Component data from apps and pages:
--- --- ---

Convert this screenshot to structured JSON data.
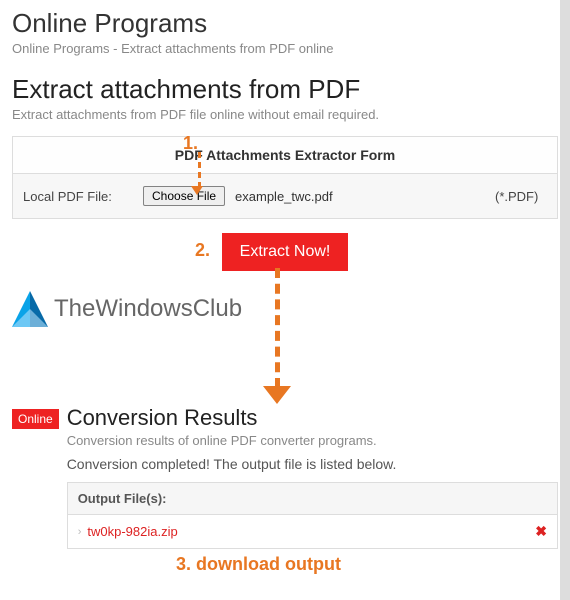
{
  "header": {
    "title": "Online Programs",
    "subtitle": "Online Programs - Extract attachments from PDF online"
  },
  "section": {
    "title": "Extract attachments from PDF",
    "subtitle": "Extract attachments from PDF file online without email required."
  },
  "form": {
    "panel_title": "PDF Attachments Extractor Form",
    "file_label": "Local PDF File:",
    "choose_button": "Choose File",
    "filename": "example_twc.pdf",
    "ext_hint": "(*.PDF)"
  },
  "action": {
    "extract_button": "Extract Now!"
  },
  "watermark": {
    "text": "TheWindowsClub"
  },
  "results": {
    "badge": "Online",
    "title": "Conversion Results",
    "subtitle": "Conversion results of online PDF converter programs.",
    "status": "Conversion completed! The output file is listed below.",
    "output_header": "Output File(s):",
    "output_file": "tw0kp-982ia.zip"
  },
  "annotations": {
    "step1": "1.",
    "step2": "2.",
    "step3": "3. download output"
  }
}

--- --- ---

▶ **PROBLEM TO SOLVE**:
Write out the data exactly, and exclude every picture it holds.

▶ **COMPLETED EXERCISE**:
Convert this screenshot to structured JSON data.
{
  "header": {
    "title": "Online Programs",
    "subtitle": "Online Programs - Extract attachments from PDF online"
  },
  "section": {
    "title": "Extract attachments from PDF",
    "subtitle": "Extract attachments from PDF file online without email required."
  },
  "form": {
    "panel_title": "PDF Attachments Extractor Form",
    "file_label": "Local PDF File:",
    "choose_button": "Choose File",
    "filename": "example_twc.pdf",
    "ext_hint": "(*.PDF)"
  },
  "action": {
    "extract_button": "Extract Now!"
  },
  "watermark": {
    "text": "TheWindowsClub"
  },
  "results": {
    "badge": "Online",
    "title": "Conversion Results",
    "subtitle": "Conversion results of online PDF converter programs.",
    "status": "Conversion completed! The output file is listed below.",
    "output_header": "Output File(s):",
    "output_file": "tw0kp-982ia.zip"
  },
  "annotations": {
    "step1": "1.",
    "step2": "2.",
    "step3": "3. download output"
  }
}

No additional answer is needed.